Morey’s since-deleted tweet enraged the Chinese government. They were further angered on Tuesday when NBA commissioner Adam Silver championed Morey’s right to free speech, while also saying he hoped the league could continue its relationship with China.

The Lakers are scheduled to travel to Shenzhen, which is 17 miles from Hong Kong, on Friday for a Saturday rematch with the Nets, but it’s unclear what awaits the two teams.

A broadcaster on China’s state television channel, CCTV, said they were “strongly dissatisfied” with Silver’s response and that “any speech that challenges national sovereignty and social stability does not lie within the bounds of free speech.”

Lakers forward LeBron James drives to the basket against the Nets during their game Oct. 10 in Shanghai.
Lakers forward LeBron James drives to the basket against the Nets during their game Thursday in Shanghai.
(Hector Retamal / AFP/Getty Images)

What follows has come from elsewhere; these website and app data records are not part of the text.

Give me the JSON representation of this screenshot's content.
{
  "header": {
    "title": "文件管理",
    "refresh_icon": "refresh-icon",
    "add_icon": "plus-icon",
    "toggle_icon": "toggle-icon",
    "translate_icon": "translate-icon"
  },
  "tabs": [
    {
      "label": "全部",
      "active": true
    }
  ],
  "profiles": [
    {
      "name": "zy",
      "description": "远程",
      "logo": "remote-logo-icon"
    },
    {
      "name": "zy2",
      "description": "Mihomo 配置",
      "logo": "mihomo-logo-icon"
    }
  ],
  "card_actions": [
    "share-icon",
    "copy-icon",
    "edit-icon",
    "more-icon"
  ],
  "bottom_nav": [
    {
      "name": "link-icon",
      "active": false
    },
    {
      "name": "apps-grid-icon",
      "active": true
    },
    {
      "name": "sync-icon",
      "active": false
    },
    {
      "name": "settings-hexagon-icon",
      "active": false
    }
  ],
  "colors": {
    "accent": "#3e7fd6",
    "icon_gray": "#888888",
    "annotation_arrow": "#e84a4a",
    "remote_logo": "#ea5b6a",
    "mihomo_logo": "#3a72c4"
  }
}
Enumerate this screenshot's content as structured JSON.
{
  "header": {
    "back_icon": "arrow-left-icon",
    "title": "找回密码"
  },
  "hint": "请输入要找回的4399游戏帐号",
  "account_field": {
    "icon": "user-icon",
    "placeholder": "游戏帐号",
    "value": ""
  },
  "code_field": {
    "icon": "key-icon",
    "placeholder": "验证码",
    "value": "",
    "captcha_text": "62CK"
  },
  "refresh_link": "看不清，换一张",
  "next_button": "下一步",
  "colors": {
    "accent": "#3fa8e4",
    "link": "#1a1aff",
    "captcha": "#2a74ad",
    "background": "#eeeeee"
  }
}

Chinese sponsors pulled out of ancillary events and the exhibition game, forcing the league to remove sponsor logos from the Mercedes-Benz Arena court. Every opportunity for the teams to interact with the media or fans had been canceled by either the NBA or the Chinese government. When the Lakers first arrived in Shanghai, fans at the hotel hid their faces from cameras to avoid recognition.

It seemed to be setting up some dramatic display during the game. The two men who passed out small flags on the streets outside the arena were two of many.

“If we choose, we will choose to support our country,” said Ma Shipeng, who brought 900 small flags to disperse according to the Associated Press. “We only like some particular basketball players, but we don’t like the NBA anymore. I give away Chinese flags tonight, as I hope people put the national interest in front of following NBA. I will continue to support James. But none of our Chinese people would accept what Morey and Silver said.”

Once in the arena very few fans waved their small Chinese flags, and those who did were mostly small children. Several fans wore stickers that said I (heart) China with the heart shaped like the Chinese flag. Others had a Chinese flag painted on their cheeks.

That was the extent of their visible demonstration.